Task prompt - Sift through the material below and return the lines with "stats".

+---+

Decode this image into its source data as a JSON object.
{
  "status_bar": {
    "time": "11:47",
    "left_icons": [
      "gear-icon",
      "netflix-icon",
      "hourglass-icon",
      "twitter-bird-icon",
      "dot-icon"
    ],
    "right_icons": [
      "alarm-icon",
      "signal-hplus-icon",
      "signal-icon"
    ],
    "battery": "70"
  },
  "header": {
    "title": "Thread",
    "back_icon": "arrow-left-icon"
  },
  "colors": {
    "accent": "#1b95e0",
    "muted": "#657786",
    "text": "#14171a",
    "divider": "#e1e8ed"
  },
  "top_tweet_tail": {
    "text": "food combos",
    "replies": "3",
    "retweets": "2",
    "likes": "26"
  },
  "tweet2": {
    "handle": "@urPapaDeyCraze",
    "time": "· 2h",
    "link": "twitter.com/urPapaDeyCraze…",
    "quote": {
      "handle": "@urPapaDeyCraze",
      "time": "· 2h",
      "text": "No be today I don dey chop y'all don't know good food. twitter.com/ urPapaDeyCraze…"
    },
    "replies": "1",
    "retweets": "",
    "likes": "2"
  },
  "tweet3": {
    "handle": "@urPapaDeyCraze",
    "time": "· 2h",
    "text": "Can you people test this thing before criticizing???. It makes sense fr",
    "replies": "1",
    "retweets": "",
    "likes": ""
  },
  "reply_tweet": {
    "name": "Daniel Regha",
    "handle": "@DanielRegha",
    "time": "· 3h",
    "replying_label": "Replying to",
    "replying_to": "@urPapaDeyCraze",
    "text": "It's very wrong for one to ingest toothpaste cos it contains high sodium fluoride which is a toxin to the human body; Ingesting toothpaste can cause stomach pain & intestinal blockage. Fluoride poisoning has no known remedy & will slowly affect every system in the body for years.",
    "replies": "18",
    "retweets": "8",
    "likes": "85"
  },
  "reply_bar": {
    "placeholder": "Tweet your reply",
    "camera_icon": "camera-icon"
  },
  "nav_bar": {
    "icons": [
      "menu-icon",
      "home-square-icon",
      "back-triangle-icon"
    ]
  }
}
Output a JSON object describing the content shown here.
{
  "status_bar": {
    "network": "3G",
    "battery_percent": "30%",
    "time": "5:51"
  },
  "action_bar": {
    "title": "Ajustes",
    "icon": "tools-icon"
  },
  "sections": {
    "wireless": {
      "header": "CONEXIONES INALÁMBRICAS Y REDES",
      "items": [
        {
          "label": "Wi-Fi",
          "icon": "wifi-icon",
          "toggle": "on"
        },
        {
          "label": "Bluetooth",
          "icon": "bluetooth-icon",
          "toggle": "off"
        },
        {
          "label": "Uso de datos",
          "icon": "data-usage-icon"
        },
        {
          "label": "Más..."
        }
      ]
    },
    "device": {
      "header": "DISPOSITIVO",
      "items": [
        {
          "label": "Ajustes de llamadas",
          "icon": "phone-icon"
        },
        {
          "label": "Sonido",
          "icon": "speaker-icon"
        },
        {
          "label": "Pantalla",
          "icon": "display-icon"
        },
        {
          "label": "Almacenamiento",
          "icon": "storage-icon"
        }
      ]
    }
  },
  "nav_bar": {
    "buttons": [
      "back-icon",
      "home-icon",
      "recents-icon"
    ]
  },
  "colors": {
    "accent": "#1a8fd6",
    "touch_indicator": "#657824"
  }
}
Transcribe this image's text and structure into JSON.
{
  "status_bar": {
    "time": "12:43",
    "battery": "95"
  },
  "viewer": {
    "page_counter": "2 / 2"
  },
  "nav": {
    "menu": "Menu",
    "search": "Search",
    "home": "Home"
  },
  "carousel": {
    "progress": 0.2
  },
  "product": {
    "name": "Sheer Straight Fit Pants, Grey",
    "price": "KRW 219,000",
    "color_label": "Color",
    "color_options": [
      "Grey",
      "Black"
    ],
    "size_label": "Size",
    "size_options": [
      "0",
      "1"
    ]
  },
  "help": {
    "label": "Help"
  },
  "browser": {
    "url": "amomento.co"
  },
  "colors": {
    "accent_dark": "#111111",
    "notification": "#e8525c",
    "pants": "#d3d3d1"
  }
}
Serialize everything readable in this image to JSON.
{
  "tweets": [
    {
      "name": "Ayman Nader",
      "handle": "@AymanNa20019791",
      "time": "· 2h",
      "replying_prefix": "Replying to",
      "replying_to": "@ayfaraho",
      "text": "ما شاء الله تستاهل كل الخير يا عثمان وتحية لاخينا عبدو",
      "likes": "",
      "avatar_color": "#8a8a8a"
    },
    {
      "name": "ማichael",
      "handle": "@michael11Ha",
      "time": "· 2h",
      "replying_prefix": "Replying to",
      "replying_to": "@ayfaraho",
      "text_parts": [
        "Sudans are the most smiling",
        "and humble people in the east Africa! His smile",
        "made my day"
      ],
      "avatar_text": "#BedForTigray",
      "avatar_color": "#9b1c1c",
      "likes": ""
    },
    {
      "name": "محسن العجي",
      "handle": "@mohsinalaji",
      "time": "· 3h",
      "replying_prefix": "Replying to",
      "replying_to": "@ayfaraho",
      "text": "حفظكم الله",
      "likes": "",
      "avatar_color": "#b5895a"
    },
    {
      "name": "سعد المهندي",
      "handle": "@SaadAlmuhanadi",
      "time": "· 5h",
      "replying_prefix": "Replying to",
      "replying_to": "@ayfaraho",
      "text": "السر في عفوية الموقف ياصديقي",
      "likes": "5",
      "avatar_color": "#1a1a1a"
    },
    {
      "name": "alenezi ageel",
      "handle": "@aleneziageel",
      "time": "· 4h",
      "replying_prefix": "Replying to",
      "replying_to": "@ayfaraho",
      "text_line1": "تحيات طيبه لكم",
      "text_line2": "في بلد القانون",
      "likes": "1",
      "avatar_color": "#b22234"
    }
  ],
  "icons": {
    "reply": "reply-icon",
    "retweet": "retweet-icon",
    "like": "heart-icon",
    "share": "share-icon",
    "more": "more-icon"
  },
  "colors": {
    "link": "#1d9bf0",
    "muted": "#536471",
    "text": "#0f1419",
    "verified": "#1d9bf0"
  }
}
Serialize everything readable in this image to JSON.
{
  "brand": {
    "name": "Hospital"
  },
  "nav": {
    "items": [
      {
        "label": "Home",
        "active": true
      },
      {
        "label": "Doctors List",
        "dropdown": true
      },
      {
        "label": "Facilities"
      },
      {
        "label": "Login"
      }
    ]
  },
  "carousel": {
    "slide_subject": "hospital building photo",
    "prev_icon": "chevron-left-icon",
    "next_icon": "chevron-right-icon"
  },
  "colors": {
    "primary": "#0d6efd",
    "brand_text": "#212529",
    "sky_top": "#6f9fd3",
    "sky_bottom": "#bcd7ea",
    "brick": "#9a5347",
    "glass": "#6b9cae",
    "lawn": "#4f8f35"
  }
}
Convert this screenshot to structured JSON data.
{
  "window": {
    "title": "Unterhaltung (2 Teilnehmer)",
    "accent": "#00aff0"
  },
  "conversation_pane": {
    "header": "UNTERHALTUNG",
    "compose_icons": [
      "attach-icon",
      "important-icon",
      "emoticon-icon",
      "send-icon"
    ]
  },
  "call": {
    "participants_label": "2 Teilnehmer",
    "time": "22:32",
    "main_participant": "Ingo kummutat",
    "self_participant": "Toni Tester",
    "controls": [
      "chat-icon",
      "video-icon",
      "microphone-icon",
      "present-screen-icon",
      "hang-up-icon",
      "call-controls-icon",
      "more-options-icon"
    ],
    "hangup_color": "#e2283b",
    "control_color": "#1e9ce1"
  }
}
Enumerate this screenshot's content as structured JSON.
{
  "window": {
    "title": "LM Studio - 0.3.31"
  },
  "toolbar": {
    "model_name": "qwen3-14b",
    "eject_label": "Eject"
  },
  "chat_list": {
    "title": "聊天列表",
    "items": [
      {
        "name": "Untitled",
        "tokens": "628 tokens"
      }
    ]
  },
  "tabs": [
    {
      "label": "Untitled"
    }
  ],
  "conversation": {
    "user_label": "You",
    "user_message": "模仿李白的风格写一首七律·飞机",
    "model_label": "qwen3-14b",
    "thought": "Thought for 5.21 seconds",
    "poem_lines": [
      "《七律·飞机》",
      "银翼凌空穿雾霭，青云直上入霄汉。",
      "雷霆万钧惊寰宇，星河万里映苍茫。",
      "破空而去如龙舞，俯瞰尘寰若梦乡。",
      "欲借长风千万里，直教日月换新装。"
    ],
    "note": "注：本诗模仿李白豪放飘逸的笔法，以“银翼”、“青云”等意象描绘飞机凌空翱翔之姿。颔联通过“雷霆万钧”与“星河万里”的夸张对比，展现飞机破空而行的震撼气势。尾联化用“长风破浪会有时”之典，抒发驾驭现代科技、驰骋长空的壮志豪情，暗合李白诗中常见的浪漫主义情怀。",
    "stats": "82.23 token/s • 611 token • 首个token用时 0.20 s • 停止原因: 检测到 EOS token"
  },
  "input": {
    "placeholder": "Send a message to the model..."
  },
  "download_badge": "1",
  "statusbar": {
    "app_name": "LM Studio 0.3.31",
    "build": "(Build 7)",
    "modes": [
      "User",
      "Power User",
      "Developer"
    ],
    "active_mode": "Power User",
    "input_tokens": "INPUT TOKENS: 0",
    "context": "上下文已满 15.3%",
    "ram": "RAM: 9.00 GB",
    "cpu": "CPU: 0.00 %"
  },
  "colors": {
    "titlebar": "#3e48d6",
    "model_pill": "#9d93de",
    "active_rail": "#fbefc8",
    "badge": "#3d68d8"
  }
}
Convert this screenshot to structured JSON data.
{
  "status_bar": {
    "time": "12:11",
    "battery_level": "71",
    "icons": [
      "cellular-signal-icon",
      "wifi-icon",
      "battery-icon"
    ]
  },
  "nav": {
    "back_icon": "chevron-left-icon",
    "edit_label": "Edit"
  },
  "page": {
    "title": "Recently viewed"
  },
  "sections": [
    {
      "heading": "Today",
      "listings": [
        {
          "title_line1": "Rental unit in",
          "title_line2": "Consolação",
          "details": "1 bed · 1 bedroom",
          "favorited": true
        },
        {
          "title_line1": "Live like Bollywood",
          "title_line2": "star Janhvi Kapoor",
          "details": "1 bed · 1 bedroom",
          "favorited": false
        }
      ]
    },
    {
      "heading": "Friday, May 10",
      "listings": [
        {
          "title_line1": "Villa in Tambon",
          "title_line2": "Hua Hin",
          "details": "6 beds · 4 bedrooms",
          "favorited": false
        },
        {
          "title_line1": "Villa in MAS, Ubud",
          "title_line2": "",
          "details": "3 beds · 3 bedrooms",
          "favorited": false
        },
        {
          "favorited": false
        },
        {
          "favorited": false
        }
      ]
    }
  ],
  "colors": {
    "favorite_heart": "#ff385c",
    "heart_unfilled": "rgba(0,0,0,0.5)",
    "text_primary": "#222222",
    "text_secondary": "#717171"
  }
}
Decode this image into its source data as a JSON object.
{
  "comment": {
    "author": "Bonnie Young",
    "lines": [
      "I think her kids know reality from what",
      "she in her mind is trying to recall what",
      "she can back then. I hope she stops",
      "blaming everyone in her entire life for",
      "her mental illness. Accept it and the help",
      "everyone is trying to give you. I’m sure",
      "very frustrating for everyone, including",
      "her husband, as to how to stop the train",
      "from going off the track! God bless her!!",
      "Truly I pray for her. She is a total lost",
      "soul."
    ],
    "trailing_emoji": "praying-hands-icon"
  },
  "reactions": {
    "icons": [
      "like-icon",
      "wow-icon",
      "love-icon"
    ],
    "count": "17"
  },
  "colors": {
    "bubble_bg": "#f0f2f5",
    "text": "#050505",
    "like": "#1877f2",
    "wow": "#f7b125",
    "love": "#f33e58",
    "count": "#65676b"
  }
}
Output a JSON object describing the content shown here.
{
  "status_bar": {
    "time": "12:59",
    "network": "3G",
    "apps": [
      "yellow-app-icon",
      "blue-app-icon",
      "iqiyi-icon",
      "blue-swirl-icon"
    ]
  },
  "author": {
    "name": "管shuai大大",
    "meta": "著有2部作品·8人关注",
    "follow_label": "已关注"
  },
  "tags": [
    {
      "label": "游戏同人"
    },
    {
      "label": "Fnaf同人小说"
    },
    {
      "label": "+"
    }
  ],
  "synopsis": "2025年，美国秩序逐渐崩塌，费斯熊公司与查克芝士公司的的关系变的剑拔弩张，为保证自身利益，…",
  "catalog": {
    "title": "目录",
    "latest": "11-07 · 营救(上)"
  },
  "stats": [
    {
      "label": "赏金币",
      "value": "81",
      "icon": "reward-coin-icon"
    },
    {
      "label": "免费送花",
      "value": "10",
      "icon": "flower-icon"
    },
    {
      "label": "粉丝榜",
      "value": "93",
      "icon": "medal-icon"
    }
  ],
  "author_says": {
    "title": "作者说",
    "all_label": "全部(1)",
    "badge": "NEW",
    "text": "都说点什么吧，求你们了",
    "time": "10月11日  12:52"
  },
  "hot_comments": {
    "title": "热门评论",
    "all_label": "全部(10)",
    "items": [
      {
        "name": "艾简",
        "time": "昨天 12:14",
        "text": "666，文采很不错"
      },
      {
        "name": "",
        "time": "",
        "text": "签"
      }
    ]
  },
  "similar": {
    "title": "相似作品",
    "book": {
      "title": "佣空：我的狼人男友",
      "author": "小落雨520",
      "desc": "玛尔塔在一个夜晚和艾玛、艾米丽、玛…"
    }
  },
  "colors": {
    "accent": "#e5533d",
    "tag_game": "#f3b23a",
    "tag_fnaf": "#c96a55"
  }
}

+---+

Response area -
    "stats": "82.23 token/s • 611 token • 首个token用时 0.20 s • 停止原因: 检测到 EOS token"
  "stats": [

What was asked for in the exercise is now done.